Of course you had to have been living under a rock not to hear about Andy Stanley’s sermon on what the Old Testament has to do with the life of modern day Christians. Ostensibly basing his sermon on the apostolic council of Jerusalem in Acts 15, Stanley declared, “Here’s what the Jerusalem Council was saying to the Gentiles: ‘You are not accountable to the Ten Commandments.’”
Stanley’s goal is not entirely out of line. He wants to meet those who have lost their faith in a maze of rules and regulations (which he places in the Old Testament) and set them free in Jesus. Who can blame him? After all Christians routinely wonder what the nice, compassionate, non-judgmental Jesus has to do with the arbitrary, legalistic, judgmental, and, mostly, angry God of the Old Testament. The downside in this, of course, is that ditching the Old Testament is flirting with the ancient heresy called Marcionism—basically the denial that the Old Testament has any authority for Christian doctrine and morals.
Stanley insists the Gospel “is completely detached … from everything that came before.” So according to Stanley “God has done something through the Jews for the world” [given them the Law]. “But the ‘through the Jews’ part of the story is over, and now something new and better and inclusive has come.” According to Francis Watson, modern day Marcionism is more about “Christian unease about the status and function of the Old Testament” and therefore the conclusion that “the Old Testament is not to be regarded as part of Christian scripture.” But Stanley is quite careful here. He insists he believes the Old Testament is “divinely inspired,” yet Stanley claims the Old Testament is no longer authoritative for the Christian life.

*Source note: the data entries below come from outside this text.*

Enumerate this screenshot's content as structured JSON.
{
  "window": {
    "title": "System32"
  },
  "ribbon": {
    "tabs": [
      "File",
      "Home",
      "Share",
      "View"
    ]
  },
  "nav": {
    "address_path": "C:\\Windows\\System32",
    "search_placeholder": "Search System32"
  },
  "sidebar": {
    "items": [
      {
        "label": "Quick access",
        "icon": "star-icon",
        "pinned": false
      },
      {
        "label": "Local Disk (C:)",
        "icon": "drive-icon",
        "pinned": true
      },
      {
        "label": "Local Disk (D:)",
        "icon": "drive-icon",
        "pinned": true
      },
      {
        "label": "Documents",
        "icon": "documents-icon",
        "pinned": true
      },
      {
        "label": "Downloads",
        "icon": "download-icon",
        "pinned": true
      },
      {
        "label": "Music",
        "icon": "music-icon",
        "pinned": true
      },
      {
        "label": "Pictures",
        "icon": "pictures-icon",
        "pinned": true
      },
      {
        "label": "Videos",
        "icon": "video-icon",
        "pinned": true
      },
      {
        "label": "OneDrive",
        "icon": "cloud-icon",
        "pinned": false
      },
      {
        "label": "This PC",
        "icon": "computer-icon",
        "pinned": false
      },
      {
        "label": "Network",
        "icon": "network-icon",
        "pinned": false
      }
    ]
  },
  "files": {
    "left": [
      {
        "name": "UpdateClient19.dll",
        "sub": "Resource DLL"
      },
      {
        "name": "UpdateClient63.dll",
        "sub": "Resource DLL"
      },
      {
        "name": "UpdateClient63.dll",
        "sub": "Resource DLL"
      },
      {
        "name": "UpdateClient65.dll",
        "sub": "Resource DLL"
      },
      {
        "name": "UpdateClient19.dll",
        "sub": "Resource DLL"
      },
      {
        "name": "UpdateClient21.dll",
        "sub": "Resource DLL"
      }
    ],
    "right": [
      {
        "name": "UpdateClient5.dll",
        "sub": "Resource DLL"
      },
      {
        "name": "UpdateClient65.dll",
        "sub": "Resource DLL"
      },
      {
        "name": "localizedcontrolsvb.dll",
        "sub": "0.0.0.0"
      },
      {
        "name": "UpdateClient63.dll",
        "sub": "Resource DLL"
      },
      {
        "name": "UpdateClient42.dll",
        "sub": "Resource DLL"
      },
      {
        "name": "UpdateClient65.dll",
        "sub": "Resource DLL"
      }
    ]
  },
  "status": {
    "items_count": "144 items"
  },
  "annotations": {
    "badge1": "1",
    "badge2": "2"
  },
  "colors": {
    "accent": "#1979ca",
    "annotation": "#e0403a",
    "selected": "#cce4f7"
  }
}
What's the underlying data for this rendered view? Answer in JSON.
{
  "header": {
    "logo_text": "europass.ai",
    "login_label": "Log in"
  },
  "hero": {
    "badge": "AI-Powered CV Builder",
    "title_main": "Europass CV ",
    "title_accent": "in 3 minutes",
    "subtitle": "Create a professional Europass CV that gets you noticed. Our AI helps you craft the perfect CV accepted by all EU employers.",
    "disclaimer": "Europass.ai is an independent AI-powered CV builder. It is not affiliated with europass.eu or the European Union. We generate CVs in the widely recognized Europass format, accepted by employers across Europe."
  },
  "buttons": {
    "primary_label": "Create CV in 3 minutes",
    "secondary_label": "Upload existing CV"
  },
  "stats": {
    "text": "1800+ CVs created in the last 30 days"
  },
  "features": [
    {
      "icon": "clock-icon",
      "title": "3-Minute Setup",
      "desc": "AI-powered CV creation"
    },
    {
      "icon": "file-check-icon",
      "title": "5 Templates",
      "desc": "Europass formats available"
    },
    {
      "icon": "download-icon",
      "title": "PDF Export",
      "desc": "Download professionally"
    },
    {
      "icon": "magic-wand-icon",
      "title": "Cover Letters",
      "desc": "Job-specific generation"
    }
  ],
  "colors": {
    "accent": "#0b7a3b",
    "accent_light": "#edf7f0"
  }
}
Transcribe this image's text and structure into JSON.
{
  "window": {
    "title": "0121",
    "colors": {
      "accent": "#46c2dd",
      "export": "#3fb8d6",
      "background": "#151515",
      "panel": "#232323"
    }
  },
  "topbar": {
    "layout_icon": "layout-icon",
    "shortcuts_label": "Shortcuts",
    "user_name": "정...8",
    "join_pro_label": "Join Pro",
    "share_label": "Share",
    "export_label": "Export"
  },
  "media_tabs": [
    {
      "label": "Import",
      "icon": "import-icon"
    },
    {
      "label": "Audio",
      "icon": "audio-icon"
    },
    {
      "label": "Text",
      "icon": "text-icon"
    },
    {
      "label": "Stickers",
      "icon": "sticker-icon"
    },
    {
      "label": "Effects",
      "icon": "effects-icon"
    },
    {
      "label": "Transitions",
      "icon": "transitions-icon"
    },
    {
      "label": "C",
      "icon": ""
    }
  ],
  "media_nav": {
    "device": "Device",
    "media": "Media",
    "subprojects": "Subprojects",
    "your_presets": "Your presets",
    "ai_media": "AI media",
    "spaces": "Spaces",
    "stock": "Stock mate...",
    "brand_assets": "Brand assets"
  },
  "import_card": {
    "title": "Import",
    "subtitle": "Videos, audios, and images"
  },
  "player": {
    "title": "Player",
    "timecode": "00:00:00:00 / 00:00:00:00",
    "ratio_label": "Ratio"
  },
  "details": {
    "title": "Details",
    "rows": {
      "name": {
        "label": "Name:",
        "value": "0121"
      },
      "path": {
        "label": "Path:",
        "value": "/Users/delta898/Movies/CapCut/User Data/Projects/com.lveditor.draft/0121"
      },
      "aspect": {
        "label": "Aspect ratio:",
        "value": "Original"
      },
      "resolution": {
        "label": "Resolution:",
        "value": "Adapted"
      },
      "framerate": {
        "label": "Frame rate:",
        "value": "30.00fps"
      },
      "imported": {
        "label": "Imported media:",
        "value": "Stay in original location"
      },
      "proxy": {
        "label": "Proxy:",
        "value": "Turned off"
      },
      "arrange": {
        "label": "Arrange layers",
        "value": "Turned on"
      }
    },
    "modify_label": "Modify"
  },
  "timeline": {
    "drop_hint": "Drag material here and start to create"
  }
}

This was a general call to avoid immoral behavior[,] but not immoral behavior as defined by the Old Testament … [rather,] as defined by the apostle Paul. … The apostle Paul was explicit and specific about sexual immorality but he did not tie it to the Old Testament. … The old covenant, law of Moses, was not the go-to source regarding sexual behavior for the church. … The Old Testament was not the go-to source regarding any behavior for the church.What Andy Stanley says out loud is what some Christians, even some Lutherans think. The antinomnians do not believe the Law has any place in the Christian life and the Gospel is all that is needed. Preach the Gospel and leave it up to the Gospel to work to transform behavior. We don't need to mess with the law. There is no third use or third function or any use or function of the Law except a generic curb for the general population and a mirror to point us to the need for that Gospel.
What Andy Stanley says out loud is what some Christians, even Lutherans think. There are many stories in the Bible and they are meant for different people and different times but only the story of Jesus is for all. In this view Jesus is merely a subplot of the Old Testament and not the central focus and narrative of both OT and NT. So there is little need to spend time in it -- except for a few passages we like to hear at Christmas or a few Psalms so familiar and meaningful. Indeed, many Christians act like Marcionites even if they don't really believe like them.
Of course, even if people are clapping their hands that Andy Stanley finally said out loud what they have been thinking all along, that does not make it right. Andy is wrong. Dead wrong. He is deceiving people with a Gospel less than Christian and one certainly unworthy of Jesus. Don't by into his lies and don't end up with his conclusions. Scripture is all about Jesus. We heard that from the mouth of Jesus at Ascension Day, when, just before fading into the clouds, our Lord opened the minds of His disciples to see how all the Law, the Prophets, and the Psalms testify of Him. Do I hear an Amen?